Despite the severity of his symptoms and his diagnosis, Keir was a happy wee boy. He loved art. He liked to draw superheroes, adding his own imaginative twists to familiar super-powered characters like Optimus Prime.

He was into cooking too and he loved to eat. He had a sophisticated palate for a wee boy – he’d eat fillet steak, even olives. But when he was out playingwith his brother, his folks began to notice he had become, in their words, self-limiting.

“He must have been experiencing discomfort on exercise, so instead of kicking the football out the back with Finn and his pals, he would be the referee on the side, holding up his squares of yellow and red card for bad fouls or sending offs.”

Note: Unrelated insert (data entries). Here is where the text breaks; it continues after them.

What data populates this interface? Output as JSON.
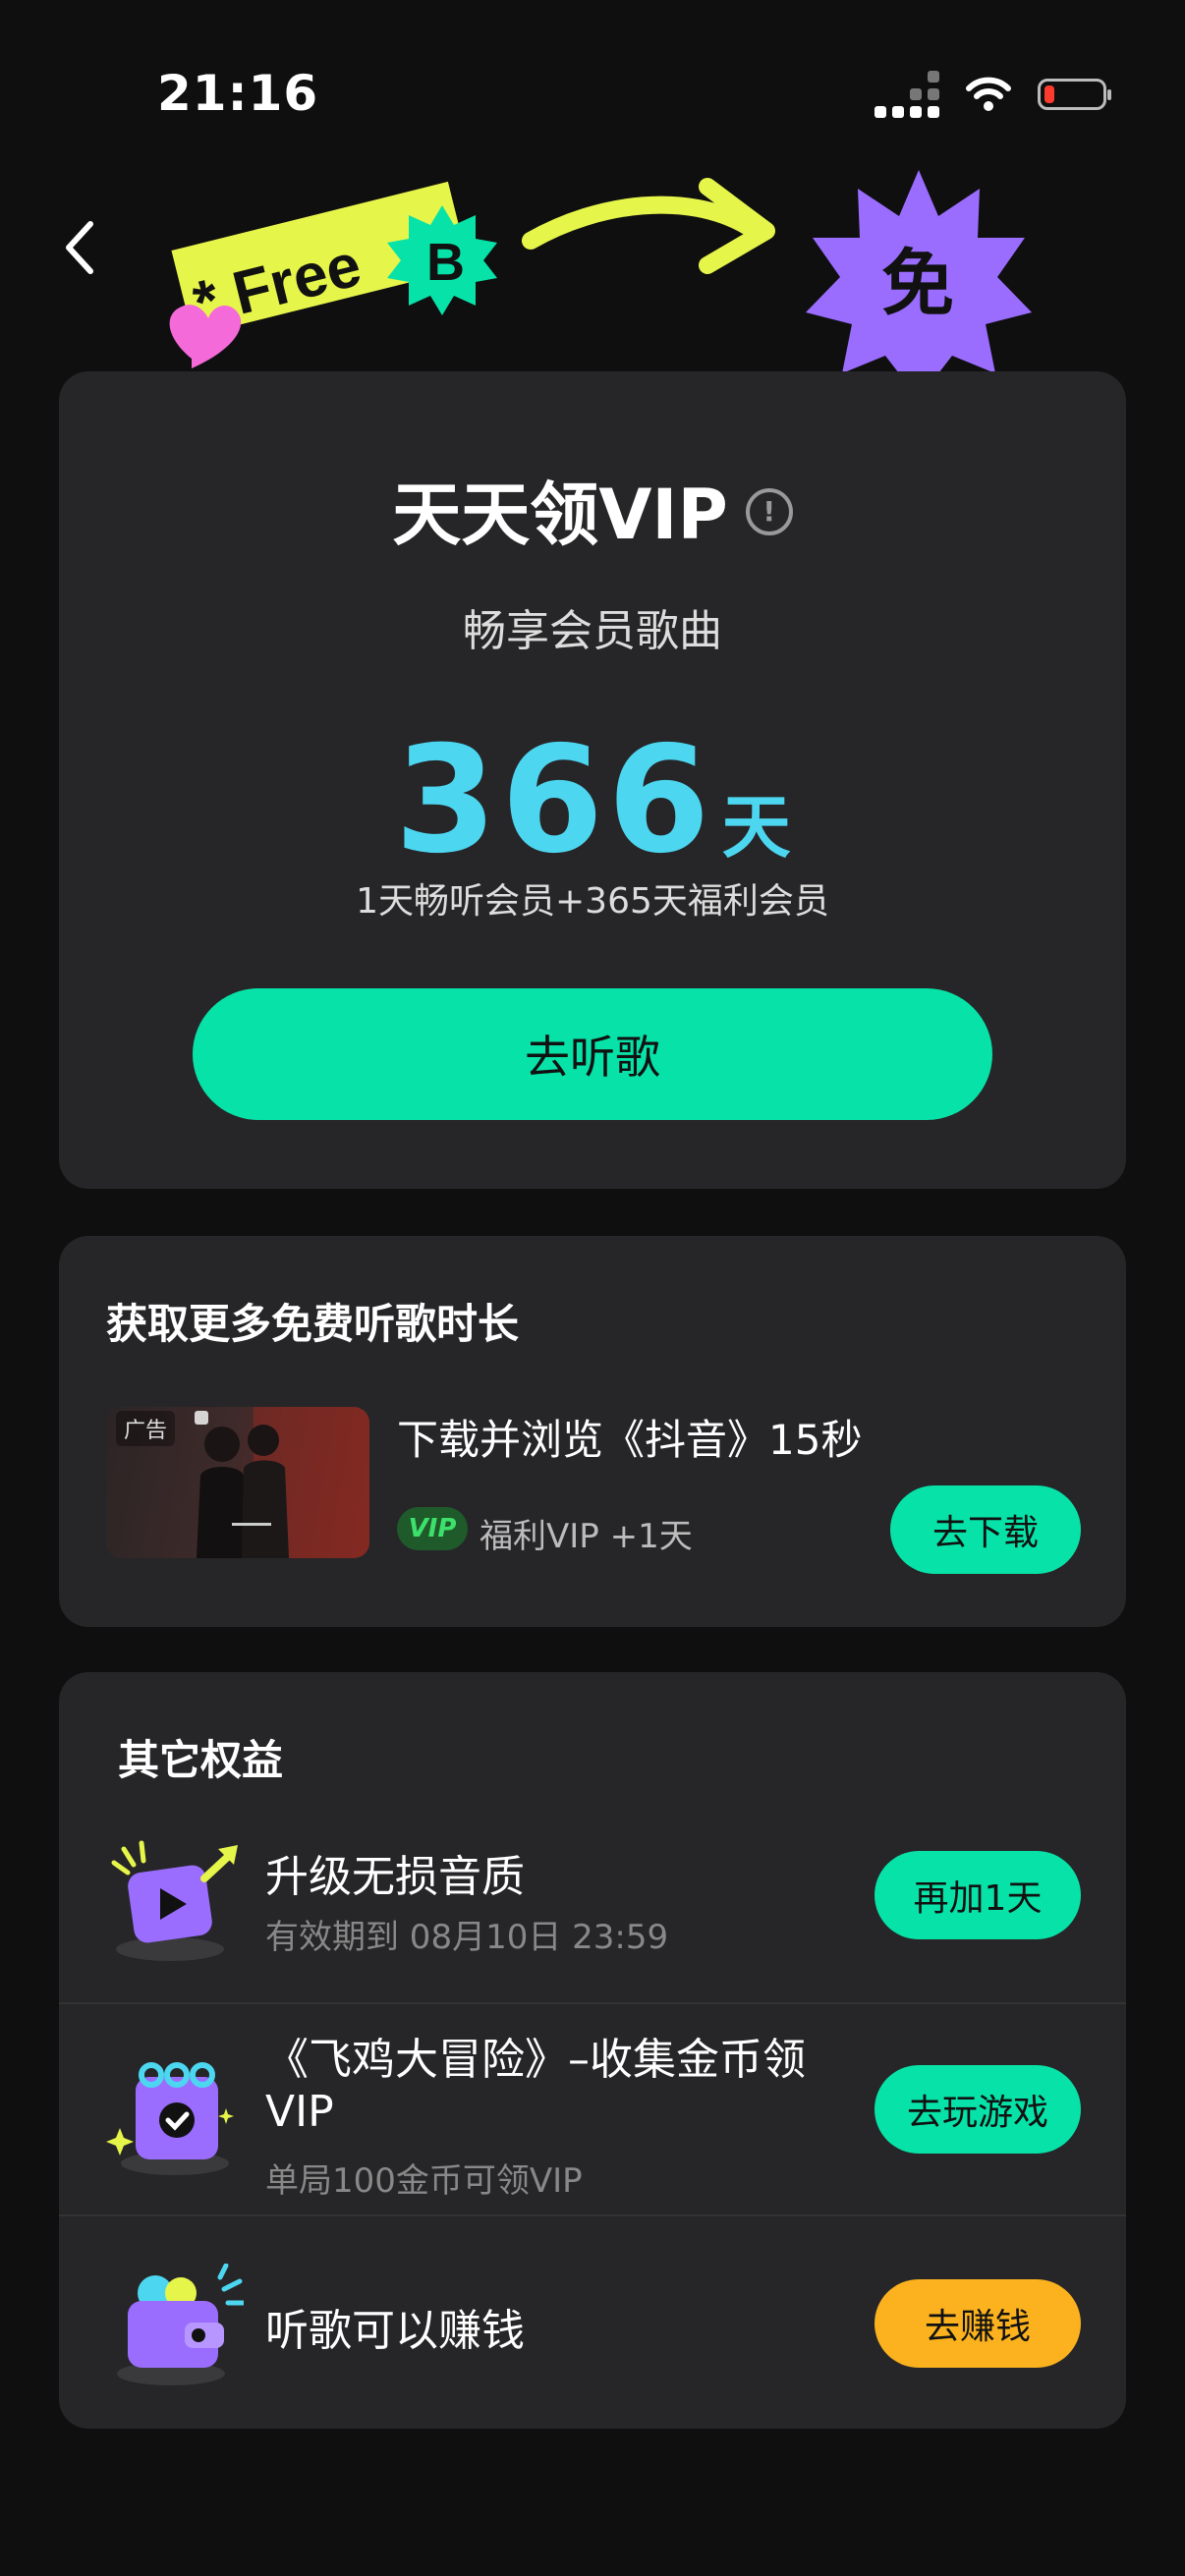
{
  "status_bar": {
    "time": "21:16"
  },
  "banner": {
    "free_text": "* Free",
    "badge_letter": "B",
    "burst_char": "免"
  },
  "main_card": {
    "title": "天天领VIP",
    "info_icon": "!",
    "subtitle": "畅享会员歌曲",
    "days_number": "366",
    "days_unit": "天",
    "days_detail": "1天畅听会员+365天福利会员",
    "cta_label": "去听歌"
  },
  "more_time": {
    "title": "获取更多免费听歌时长",
    "ad": {
      "tag": "广告",
      "title": "下载并浏览《抖音》15秒",
      "vip_badge": "VIP",
      "reward": "福利VIP +1天",
      "button": "去下载"
    }
  },
  "other_benefits": {
    "title": "其它权益",
    "items": [
      {
        "title": "升级无损音质",
        "subtitle": "有效期到 08月10日 23:59",
        "button": "再加1天",
        "icon": "play-box-icon"
      },
      {
        "title_line1": "《飞鸡大冒险》–收集金币领",
        "title_line2": "VIP",
        "subtitle": "单局100金币可领VIP",
        "button": "去玩游戏",
        "icon": "calendar-check-icon"
      },
      {
        "title": "听歌可以赚钱",
        "subtitle": "",
        "button": "去赚钱",
        "icon": "wallet-icon"
      }
    ]
  },
  "colors": {
    "accent_green": "#07e3a8",
    "accent_cyan": "#4cd6f0",
    "accent_orange": "#fbb21e",
    "card_bg": "#262628"
  }
}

When his mum and dad became increasingly alarmed at his breathlessness and the fact he wasn’t growing properly, Keir was sent for an ECG and echocardiograph. A few days later they were told Keir had pulmonary hypertension.

Their relief at finally getting a diagnosis has to be set against the grimness of the bad news; that Keir’s life would be cut short. His name was added to the lung transplant list which put the family on permanent red alert, hoping for a donor.

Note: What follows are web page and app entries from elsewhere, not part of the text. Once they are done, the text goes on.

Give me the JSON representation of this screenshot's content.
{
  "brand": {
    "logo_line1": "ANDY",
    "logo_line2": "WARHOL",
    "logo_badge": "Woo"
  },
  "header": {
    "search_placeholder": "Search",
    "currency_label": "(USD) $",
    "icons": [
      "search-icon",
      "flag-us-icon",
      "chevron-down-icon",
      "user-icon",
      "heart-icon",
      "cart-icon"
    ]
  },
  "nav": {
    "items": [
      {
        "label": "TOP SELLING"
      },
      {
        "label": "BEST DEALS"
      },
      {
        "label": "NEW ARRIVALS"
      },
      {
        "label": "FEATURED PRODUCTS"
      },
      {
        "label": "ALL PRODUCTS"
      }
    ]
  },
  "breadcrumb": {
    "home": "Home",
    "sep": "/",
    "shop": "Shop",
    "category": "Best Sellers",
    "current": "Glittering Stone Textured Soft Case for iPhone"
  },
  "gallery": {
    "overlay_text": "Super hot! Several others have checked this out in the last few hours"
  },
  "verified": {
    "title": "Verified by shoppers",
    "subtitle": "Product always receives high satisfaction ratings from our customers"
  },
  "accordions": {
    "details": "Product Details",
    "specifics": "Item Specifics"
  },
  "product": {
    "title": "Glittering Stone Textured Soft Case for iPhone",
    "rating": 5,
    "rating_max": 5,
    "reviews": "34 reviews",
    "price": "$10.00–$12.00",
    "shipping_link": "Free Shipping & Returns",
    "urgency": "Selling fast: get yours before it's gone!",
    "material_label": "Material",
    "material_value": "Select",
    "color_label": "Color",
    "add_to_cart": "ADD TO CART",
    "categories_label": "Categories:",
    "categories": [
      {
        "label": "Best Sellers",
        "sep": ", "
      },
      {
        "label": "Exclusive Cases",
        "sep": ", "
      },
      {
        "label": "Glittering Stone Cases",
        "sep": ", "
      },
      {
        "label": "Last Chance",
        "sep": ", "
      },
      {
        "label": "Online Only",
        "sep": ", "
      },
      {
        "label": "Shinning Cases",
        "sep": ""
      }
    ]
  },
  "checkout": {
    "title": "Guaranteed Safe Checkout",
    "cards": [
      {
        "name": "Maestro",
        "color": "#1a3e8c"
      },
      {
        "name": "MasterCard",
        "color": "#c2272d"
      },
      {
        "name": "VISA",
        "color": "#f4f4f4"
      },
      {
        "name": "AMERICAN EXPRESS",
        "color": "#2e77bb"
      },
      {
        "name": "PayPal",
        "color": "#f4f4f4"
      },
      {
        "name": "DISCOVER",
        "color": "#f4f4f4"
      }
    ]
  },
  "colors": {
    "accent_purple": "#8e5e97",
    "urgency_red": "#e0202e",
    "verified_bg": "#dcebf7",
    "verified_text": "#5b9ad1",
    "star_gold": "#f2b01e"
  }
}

This is a difficult piece to write and it’s too heart-breaking to go into any more detail about Keir’s decline. But his mum has written movingly about it in blog pieces and poetry and with her permission, I’d like to share a few verses here:

In Coram’s Fields, you asked her to paint you Batman, your face a pale canvas for the Caped Crusader, flicked and dabbed out in exquisite minutes from her tiny paints, circular sponges and miniature brushes, a work of art that demanded an immediate close-up photo.

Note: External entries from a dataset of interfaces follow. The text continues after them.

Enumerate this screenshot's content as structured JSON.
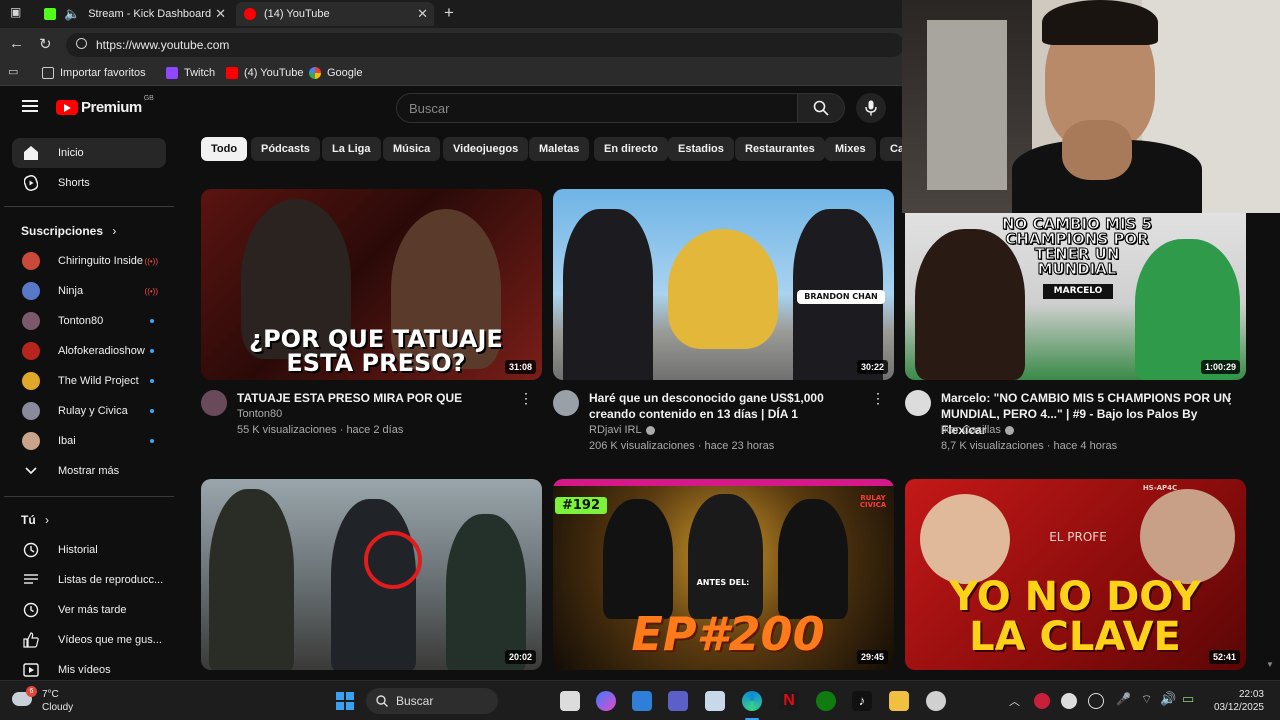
{
  "browser": {
    "tabs": [
      {
        "title": "Stream - Kick Dashboard",
        "icon": "kick-icon"
      },
      {
        "title": "(14) YouTube",
        "icon": "youtube-icon"
      }
    ],
    "url": "https://www.youtube.com",
    "favorites": [
      {
        "label": "Importar favoritos",
        "icon": "folder-icon"
      },
      {
        "label": "Twitch",
        "icon": "twitch-icon"
      },
      {
        "label": "(4) YouTube",
        "icon": "youtube-icon"
      },
      {
        "label": "Google",
        "icon": "google-icon"
      }
    ]
  },
  "youtube": {
    "logo_text": "Premium",
    "logo_region": "GB",
    "search_placeholder": "Buscar",
    "chips": [
      "Todo",
      "Pódcasts",
      "La Liga",
      "Música",
      "Videojuegos",
      "Maletas",
      "En directo",
      "Estadios",
      "Restaurantes",
      "Mixes",
      "Ca"
    ],
    "sidebar": {
      "main": [
        {
          "label": "Inicio",
          "icon": "home-icon"
        },
        {
          "label": "Shorts",
          "icon": "shorts-icon"
        }
      ],
      "subscriptions_title": "Suscripciones",
      "subscriptions": [
        {
          "label": "Chiringuito Inside",
          "status": "live",
          "color": "#c94a3a"
        },
        {
          "label": "Ninja",
          "status": "live",
          "color": "#5a78c8"
        },
        {
          "label": "Tonton80",
          "status": "new",
          "color": "#7a5a6a"
        },
        {
          "label": "Alofokeradioshow",
          "status": "new",
          "color": "#b8251f"
        },
        {
          "label": "The Wild Project",
          "status": "new",
          "color": "#e0a82a"
        },
        {
          "label": "Rulay y Civica",
          "status": "new",
          "color": "#8a8a9a"
        },
        {
          "label": "Ibai",
          "status": "new",
          "color": "#c8a48a"
        }
      ],
      "show_more": "Mostrar más",
      "you_title": "Tú",
      "you_items": [
        {
          "label": "Historial",
          "icon": "history-icon"
        },
        {
          "label": "Listas de reproducc...",
          "icon": "playlist-icon"
        },
        {
          "label": "Ver más tarde",
          "icon": "clock-icon"
        },
        {
          "label": "Vídeos que me gus...",
          "icon": "like-icon"
        },
        {
          "label": "Mis vídeos",
          "icon": "my-videos-icon"
        }
      ]
    },
    "videos": [
      {
        "title": "TATUAJE ESTA PRESO MIRA POR QUE",
        "channel": "Tonton80",
        "verified": false,
        "meta": "55 K visualizaciones · hace 2 días",
        "duration": "31:08",
        "thumb_text": "¿POR QUE TATUAJE ESTA PRESO?",
        "thumb_colors": [
          "#6a1a16",
          "#1a0a08"
        ]
      },
      {
        "title": "Haré que un desconocido gane US$1,000 creando contenido en 13 días | DÍA 1",
        "channel": "RDjavi IRL",
        "verified": true,
        "meta": "206 K visualizaciones · hace 23 horas",
        "duration": "30:22",
        "thumb_text": "BRANDON CHAN",
        "thumb_colors": [
          "#5fa7dc",
          "#e8c43a"
        ]
      },
      {
        "title": "Marcelo: \"NO CAMBIO MIS 5 CHAMPIONS POR UN MUNDIAL, PERO 4...\" | #9 - Bajo los Palos By Flexicar",
        "channel": "Iker Casillas",
        "verified": true,
        "meta": "8,7 K visualizaciones · hace 4 horas",
        "duration": "1:00:29",
        "thumb_text": "NO CAMBIO MIS 5 CHAMPIONS POR TENER UN MUNDIAL",
        "thumb_sub": "MARCELO",
        "thumb_colors": [
          "#d8d8d8",
          "#3a8a48"
        ]
      },
      {
        "title": "",
        "channel": "",
        "meta": "",
        "duration": "20:02",
        "thumb_text": "",
        "thumb_colors": [
          "#7a8890",
          "#3a3a38"
        ]
      },
      {
        "title": "",
        "channel": "",
        "meta": "",
        "duration": "29:45",
        "thumb_text": "EP#200",
        "thumb_badge": "#192",
        "thumb_sub": "ANTES DEL:",
        "thumb_brand": "RULAY CIVICA",
        "thumb_colors": [
          "#1a1208",
          "#b8860b"
        ]
      },
      {
        "title": "",
        "channel": "",
        "meta": "",
        "duration": "52:41",
        "thumb_text": "YO NO DOY LA CLAVE",
        "thumb_sub": "EL PROFE",
        "thumb_brand": "HS-AP4C",
        "thumb_colors": [
          "#b31515",
          "#6a0808"
        ]
      }
    ]
  },
  "taskbar": {
    "temperature": "7°C",
    "weather": "Cloudy",
    "weather_badge": "6",
    "search_label": "Buscar",
    "time": "22:03",
    "date": "03/12/2025"
  },
  "colors": {
    "background": "#0f0f0f",
    "youtube_red": "#ff0000",
    "chip_bg": "#272727",
    "text_secondary": "#aaaaaa",
    "accent_blue": "#3ea6ff"
  }
}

Back at the hospital, your consultant marvelled and took the same. But the most striking features she did not paint: the sorrow of your opaque blue eyes, stained below in angry pink, the thin downturn of your mouth, the indelible knowledge that her palette could not touch.

Six and a quarter years old and we had just made you swallow half a ‘vile’ tablet, crushed with water, that might (or might not) help you.

A tablet so toxic we were only allowed to handle it with gloves.

We helped you clamber up the chute, played at cafes underneath it, watched floppy-eared brown goats jump on and off benches and wondered at our wee Batman stalking rabbits and chickens.

But it turned out nothing could catch what was destroying you inside, no superhero doctor or antidotal elixir would save you. And though in hope we would wait, no transplanted lungs would come to your rescue.

Keir’s mum, dad and brother Finn are only just beginning to embrace life again four years after their son’s death. They want other families to be aware that pulmonary hypertension exists, although it’s rare, and if they notice their child’s breathlessness becoming more severe and their height and weight failing to increase, they should see their GP, if only to alleviate their worries.

You can find out more about pulmonary hypertension on the PHA website at www.phauk.org or read Keir’s story and Angela’s blogs and poems at angelacran.wordpress.com